This has included backing the Victorian Local Governance Association’s Your Community, Country and Council campaign to Aboriginal communities.

Minister Leane has also announced the launch of a new Gender Equality Advisory Panel which will focus on achieving the 50 per cent representation target set by Victoria’s gender equality strategy Safe and Strong and delivering the reforms of the state’s new Gender Equality Act 2020.

The panel will include members from across the sector including LGPro and councillor representatives.

Mr Leane said the new Gender Equality Advisory Panel will be “full of experience and know-how”.

“It’s an important step towards achieving gender equity in councils by 2025 and one that will inspire a new generation of councillors,” he said.

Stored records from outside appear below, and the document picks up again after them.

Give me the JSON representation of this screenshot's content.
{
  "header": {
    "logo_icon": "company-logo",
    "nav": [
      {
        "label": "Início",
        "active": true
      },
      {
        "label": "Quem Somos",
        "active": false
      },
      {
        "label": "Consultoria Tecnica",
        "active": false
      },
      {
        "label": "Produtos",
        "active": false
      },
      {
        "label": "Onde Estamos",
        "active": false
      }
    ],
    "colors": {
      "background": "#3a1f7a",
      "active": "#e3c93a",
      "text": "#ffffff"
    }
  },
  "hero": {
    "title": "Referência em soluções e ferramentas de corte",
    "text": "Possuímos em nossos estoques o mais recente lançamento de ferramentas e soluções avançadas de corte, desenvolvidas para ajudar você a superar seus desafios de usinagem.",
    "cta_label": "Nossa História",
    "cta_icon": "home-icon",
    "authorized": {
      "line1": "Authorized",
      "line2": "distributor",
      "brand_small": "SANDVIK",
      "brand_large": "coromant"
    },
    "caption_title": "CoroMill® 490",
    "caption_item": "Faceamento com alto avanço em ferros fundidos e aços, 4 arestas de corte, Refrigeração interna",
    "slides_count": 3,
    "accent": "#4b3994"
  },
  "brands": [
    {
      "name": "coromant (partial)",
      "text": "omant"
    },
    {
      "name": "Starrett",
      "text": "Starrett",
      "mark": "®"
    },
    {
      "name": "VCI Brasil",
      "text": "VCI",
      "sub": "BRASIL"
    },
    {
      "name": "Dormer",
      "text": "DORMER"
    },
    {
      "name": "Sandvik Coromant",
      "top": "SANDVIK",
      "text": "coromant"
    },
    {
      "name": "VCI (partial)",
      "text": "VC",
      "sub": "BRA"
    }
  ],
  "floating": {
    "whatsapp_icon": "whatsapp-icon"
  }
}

The Local Government Act 2020 also promotes gender diversity with stronger action on sexual harassment and rules for councils to measure gender equality, diversity and inclusiveness in their workforce plans.

The nomination period for the 2020 Municipal Elections is from September 17–22.

Anyone wishing to nominate for Council should visit their local council or VEC website:

Manningham

manningham.vic.gov.au/candidate-information

Nillumbik

nillumbik.vic.gov.au/Council/About-Council/Council-elections/

Victorian Electoral Commission

www.vec.vic.gov.au

 

Enrol to vote now to exercise your entitlement

By SUSAN FOREMAN

TIME IS running out to ensure you have your say at the upcoming municipal elections.

Election day is October 24 and the close of roll is 57 days prior.

The vote will be conducted as a postal election, with ballot packs being mailed to every enrolled voter in early October.

To vote in the council elections you must be enrolled by 4pm on Friday, August 28, 2020.

There are two categories of enrolment, either the State roll or the Council roll, called the “CEO’s list”.

The State Roll requires voters to be over 18 and an Australian citizen, the CEOs List is provided to give non-citizen ratepayers an entitlement to vote.

State enrolment

If you live in an electorate and are enrolled to vote in State elections at your current address, you are automatically enrolled to vote in that Council’s elections.

If you are an Australian citizen aged 18 years or over and you have lived in Victoria for at least one month, you will need to enrol with the Victorian Electoral Commission if you are not on the State electoral roll.

You can apply, check and amend your state enrolment details online at vec.vic.gov.au.

Voting is compulsory for State-enrolled electors at Council elections.

Council enrolment

If you were on the last voters’ roll for your current municipality at the 2016 Council elections as a non-resident owner (and the circumstances of your enrolment have not changed), you may be automatically enrolled by council to vote at this year’s election.

You can apply to appear on the CEO’s List if you are aged 18 years or over, pay rates for a property within that municipality and are not otherwise entitled to vote in that municipality.

You have an automatic entitlement as a council-enrolled voter if you:

  • Own a property within a council but do not live in the area,
  • pay rates for a residence or a corporation in a council area.

You can apply to enrol if you:

  • Are not an Australian citizen, but you live and pay rates in a council, or
  • pay rates on a property you occupy and have no other entitlement to vote in the council, or
  • are a director or company secretary of a corporation that pays rates and have no other entitlement to vote in the council, or
  • are a ratepayer, you were not on the council roll at the 2016 council election and you are not on the State roll for that council area.

Check with your local council to apply, check and amend your council enrolment details.

For local council elections in October 2020, it is not compulsory for council-enrolled voters to vote, except in Melbourne City Council.

The introduction of the Local Government Act 2020 will make it compulsory for all types of voters, including council-enrolled voters, to vote in all municipal elections scheduled from October 2024.